Divine Dining 2/6/13
There are certain things that absolutely, unequivocally make your day: someone letting you into their lane in 5 o’clock traffic; finding out that some gifted soul has created a rap version of the Heidelberg Catechism (OK, that probably only makes a nerdy pastor’s day); and, finally, being given a mason jar full of glorious homemade chicken chili by your colleague. The latter is what we’ll be discussing here. Her Holiness Mary the Music Director brought me the most delicious thing to ever come out of a Mason jar (and we all know that’s saying something, y’all) today. Allow me to try to get the genealogy of this recipe’s source correct: It comes from her niece’s grandmother in Ohio, known as Grandma Peggy Castina. I’ve never met you, Peggy, but God bless you for making my day so delicious!

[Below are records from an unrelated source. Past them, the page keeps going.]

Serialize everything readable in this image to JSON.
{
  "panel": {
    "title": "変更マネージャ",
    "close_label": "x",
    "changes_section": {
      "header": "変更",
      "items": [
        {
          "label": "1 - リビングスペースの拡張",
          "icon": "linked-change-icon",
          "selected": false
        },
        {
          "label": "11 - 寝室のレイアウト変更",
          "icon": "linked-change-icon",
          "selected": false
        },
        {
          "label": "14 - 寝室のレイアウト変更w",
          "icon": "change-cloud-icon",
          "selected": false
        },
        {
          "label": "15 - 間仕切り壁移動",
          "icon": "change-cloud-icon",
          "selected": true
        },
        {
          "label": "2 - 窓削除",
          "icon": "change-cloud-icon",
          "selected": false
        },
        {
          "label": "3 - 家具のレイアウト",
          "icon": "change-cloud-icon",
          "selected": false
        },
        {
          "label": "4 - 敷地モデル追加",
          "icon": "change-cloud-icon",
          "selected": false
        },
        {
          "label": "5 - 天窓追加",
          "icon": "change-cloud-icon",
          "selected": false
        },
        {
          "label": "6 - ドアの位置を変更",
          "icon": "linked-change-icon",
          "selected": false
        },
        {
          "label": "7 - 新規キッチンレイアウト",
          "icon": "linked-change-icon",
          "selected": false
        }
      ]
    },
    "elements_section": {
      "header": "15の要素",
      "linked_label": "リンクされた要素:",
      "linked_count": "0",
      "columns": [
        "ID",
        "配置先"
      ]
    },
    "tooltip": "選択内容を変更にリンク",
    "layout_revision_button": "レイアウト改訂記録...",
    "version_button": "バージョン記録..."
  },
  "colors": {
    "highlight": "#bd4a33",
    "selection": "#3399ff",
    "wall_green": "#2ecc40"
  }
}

Now, as a Texan, we have a few rules about chili. First, we nearly always insist that chili consists of only beef, tomatoes and onions, no beans. Second, we always insist that chili be spicy enough to demand lots
of delicious things on top to cool it off, namely sour cream and cheese. Though I’m a pastor, it must be said, that sometimes breaking the rules is OK. Especially if it means creating a chili that tastes like the happy marriage of an enchilada and chicken soup, kicky with the flavors of cumin and cayenne, creamy with the decadence of white beans and crisp with the bite of sweet corn. Go ahead: break the rules and make this knockout white bean chicken chili. It’s bound to make your day and, if you make enough to share, someone else’s as well.
White Bean Chicken Chili
1 lb. of chicken tenders or breasts, cut into 3-inch strips
salt and pepper
2 T olive oil
1 c. diced onion
2 garlic cloves, minced
2 (15 oz.) cans white beans, such as Great Northern beans, drained and rinsed
1 c. corn, fresh or frozen
1 (4 oz.) can chopped green chiles
2 tsp. ground cumin
2 tsp. chili powder
1/8 tsp. cayenne pepper (or more to taste)
3 c. chicken broth
2 c. grated Monterey Jack cheese
2 T chopped fresh cilantro
Season chicken with salt and pepper. Heat a large, deep pan over high heat with the olive oil until shimmering but not smoking. Add the chicken pieces and cook, stirring until browned, 2 to 3 minutes. Lower the heat to medium high and add the onion and garlic. Cook, stirring occasionally, until the onion is translucent, 5 to 6 minutes. Add the beans, corn, chiles, spices and chicken broth. Bring to a boil; reduce the heat to low and simmer, uncovered, for about 1 hour, stirring occasionally. Add more broth, ½ c. at a time, if the chili is too thick. Serve each bowl topped with cilantro and cheese. *I would also recommend serving with tortilla chips, sour cream, fresh chopped avocado and lime wedges.
Whitney Wilkinson is pastor of Cameron Presbyterian Church.